Gary Chapman’s bestselling book The 5 Love Languages (Northfield Publishing) is a frequent reference point in our family. Chapman’s premise is that when we relate to those we love, we do so using five “languages”—physical touch, words of affirmation, acts of service, quality time, and gift-giving—to show our care and commitment. Likewise, we are able to receive the love of others in these five languages.
Each person has a need for all five languages, but within these five languages each person has a primary language. Those with a primary love language of words of affirmation, for example, are quick to point out the good they see in those with whom they have a relationship: “Cute outfit!” People whose primary love language is acts of service can be found making food, doing chores, or otherwise helping those in the household.
Liam, our second child, has acts of service as his primary love language. He put it this way as he was helping me prepare for a party: “There’s something about setting up these chairs and tables that just makes me so happy. I think of everyone who is coming and how they will have a place to sit. Does everyone feel this way setting up for a party?” I looked over at his sister, Teenasia, watching TV, whose primary love language is gift-giving, and assured Liam that not everyone finds joy in the work of the last hour before guests arrive.
The challenge of family life is that everyone “speaks” a different primary love language. I may shower my children with compliments, but if I don’t recognize that Jamilet might rather have a hug (physical touch) and Jacob needs some quality time with me, we may not connect as easily. Husbands and wives who know the other’s love language are better able to negotiate the ebb and flow of marriage. I know that Bill’s primary language is quality time, and he understands mine is words of affirmation. A date that serves both of us is a dinner alone with quality conversation that includes Bill telling me how wonderful I am. Just kidding. Sort of.
But if the five love languages are important for family life, they take on an even greater significance when we look at how we are called to minister to those among us who have been hurt. A seminal study by the Centers for Disease Control and Prevention (CDC) and Kaiser Permanente indicates that adverse childhood experiences (ACEs) are often at the root of some of the most significant issues in our society. Children who have experienced trauma in the form of physical or sexual abuse, who were neglected, who have witnessed violence, who have experienced food insecurity, or whose parents abused drugs or alcohol are more likely to become adults who have lower graduation and employment rates, higher drug and alcohol abuse rates, higher rates of serious health conditions, and higher rates of depression and suicide.

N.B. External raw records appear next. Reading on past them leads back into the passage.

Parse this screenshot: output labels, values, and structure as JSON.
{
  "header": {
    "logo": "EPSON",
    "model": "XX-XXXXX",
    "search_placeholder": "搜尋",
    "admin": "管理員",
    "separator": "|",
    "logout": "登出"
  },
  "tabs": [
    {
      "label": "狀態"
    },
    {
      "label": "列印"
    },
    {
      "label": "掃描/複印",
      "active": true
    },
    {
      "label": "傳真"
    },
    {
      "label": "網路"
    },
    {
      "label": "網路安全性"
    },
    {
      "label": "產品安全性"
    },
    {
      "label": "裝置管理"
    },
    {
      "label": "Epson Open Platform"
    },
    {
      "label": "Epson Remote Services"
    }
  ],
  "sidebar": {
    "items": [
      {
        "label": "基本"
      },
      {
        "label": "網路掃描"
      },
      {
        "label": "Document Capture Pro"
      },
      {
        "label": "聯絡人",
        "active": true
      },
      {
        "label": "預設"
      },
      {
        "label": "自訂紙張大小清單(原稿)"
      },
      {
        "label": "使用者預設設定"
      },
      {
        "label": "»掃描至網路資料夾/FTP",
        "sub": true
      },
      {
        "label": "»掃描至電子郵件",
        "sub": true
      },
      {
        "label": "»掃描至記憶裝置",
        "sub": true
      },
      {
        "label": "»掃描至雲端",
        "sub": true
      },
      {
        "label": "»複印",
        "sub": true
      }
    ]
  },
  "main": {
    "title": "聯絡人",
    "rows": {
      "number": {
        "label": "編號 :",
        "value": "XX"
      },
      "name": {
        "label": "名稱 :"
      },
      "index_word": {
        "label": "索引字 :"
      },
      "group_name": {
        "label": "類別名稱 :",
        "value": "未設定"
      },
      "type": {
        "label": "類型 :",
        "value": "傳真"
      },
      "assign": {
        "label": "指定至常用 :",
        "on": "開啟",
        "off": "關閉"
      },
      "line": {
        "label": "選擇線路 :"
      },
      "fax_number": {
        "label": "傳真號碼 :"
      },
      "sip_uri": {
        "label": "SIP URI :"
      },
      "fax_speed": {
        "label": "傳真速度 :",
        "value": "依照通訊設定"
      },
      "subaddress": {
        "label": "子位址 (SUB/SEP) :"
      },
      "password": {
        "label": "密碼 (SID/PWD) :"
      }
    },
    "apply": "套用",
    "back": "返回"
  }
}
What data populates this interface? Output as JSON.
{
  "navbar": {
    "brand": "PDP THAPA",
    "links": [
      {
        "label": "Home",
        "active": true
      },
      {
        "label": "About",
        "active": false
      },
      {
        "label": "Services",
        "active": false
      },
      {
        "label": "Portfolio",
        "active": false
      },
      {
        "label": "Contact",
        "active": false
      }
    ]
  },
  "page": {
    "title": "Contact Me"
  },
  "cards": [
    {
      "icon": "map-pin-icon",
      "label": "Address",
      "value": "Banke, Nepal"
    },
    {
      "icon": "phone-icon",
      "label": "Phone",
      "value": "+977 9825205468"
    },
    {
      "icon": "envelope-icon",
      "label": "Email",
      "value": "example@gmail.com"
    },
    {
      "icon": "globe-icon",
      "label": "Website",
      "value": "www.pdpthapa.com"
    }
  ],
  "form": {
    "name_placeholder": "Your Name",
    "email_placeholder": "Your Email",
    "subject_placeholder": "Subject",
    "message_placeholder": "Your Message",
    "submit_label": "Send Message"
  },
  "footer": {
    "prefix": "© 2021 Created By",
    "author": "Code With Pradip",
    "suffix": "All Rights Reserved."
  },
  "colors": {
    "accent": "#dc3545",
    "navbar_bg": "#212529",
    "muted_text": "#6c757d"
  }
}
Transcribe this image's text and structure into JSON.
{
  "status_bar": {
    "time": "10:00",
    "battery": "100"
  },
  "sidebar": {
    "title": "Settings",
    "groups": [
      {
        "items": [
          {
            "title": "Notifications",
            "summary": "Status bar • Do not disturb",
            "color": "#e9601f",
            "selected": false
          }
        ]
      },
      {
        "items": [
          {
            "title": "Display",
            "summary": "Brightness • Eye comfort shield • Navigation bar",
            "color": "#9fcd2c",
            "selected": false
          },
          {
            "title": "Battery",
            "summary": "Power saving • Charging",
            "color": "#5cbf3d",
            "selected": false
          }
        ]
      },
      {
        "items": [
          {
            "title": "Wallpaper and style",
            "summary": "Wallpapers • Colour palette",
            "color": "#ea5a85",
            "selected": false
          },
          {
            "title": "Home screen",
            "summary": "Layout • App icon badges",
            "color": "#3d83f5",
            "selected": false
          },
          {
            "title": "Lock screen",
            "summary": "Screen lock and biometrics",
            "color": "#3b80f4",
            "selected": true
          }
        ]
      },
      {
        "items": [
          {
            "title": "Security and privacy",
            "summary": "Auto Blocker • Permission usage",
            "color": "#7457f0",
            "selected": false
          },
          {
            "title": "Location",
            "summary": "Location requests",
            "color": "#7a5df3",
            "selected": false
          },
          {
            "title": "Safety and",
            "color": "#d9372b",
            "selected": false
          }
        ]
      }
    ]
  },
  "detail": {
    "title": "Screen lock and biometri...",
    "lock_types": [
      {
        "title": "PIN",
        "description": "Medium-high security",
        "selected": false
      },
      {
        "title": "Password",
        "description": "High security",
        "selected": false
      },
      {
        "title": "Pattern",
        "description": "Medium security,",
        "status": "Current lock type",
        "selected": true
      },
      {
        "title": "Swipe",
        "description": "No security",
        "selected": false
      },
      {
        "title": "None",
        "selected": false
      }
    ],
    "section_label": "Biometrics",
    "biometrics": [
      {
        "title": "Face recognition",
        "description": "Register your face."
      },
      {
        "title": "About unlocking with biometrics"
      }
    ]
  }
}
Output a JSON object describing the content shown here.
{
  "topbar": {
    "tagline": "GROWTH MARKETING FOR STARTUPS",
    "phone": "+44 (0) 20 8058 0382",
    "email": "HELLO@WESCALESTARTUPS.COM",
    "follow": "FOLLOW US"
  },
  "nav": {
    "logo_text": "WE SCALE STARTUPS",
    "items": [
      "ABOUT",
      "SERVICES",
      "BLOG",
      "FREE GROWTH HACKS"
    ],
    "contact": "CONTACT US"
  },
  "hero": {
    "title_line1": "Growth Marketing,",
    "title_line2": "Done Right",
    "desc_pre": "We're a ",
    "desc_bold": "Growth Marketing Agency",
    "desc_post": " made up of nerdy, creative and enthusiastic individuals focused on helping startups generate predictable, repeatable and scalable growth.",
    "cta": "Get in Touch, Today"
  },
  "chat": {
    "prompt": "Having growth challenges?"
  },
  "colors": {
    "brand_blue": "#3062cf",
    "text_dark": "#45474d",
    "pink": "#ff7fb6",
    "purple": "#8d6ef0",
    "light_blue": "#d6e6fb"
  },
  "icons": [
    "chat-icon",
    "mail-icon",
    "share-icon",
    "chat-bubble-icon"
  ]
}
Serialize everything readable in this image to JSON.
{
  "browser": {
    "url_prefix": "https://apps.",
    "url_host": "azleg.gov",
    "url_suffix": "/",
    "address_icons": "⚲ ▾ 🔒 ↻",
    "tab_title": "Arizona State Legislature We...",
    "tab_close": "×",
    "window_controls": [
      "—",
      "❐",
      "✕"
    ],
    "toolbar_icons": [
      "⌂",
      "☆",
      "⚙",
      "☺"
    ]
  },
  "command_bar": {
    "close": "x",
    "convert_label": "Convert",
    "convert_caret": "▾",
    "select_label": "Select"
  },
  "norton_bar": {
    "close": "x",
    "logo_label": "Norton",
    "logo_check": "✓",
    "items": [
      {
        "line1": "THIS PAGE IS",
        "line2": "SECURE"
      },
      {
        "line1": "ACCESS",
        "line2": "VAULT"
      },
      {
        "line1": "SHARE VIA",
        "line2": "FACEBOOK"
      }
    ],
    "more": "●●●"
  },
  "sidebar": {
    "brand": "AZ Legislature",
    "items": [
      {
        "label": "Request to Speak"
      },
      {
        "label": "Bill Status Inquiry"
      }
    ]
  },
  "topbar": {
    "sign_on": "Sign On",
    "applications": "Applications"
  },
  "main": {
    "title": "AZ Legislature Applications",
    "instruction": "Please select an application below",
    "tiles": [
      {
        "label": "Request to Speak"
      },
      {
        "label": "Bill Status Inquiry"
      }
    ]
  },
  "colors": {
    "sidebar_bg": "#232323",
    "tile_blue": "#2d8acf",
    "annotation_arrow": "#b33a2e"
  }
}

The CDC notes that about 40 percent of the population has suffered two or more categories of ACEs on a 10-point questionnaire, with almost 10 percent of people experiencing four or more deeply traumatic ACEs during childhood. While the research around building resilience in children is still developing, I look at each of the categories that the CDC calls out in their ACEs study and see the corresponding love language, as defined by Chapman, that could be part of the healing process.
The opposite of the put-downs and cutting language of emotional abuse is words of affirmation. The opposite of neglect is gift-giving of the necessities of food, shelter, and clothing. The opposite of physical and sexual abuse is loving, safe, and welcome physical touch. The opposite of the lack of presence of a parent who is incarcerated or who is abusing drugs or alcohol is quality time. And acts of service can counteract any category of ACEs, depending on what the service is.
ACEs and trauma have been part of the human experience since Cain and Abel. We do not need to look far for those who suffer. They are our family members, neighbors, and members of our congregation. They are our colleagues and those in line at a meal program. What is new is that science can now confirm the implications of trauma that we had only intuited before. We can now quantify and give language to the dangers that come with too little love. We have long known that children who are hurt face challenges in adulthood, but now the CDC has shown us exactly what the risks will be.
The languages of loving are also not new, just now better defined. Every act of Jesus—from his healing touch to his quality time with disciples to his service in washing their feet—was a language of love. Our mission as followers is to integrate what science is demonstrating with the tasks to which we have long been called.
We are called to heal by loving. We must become fluent in all five languages.
Image: Unsplash cc via Renee Fisher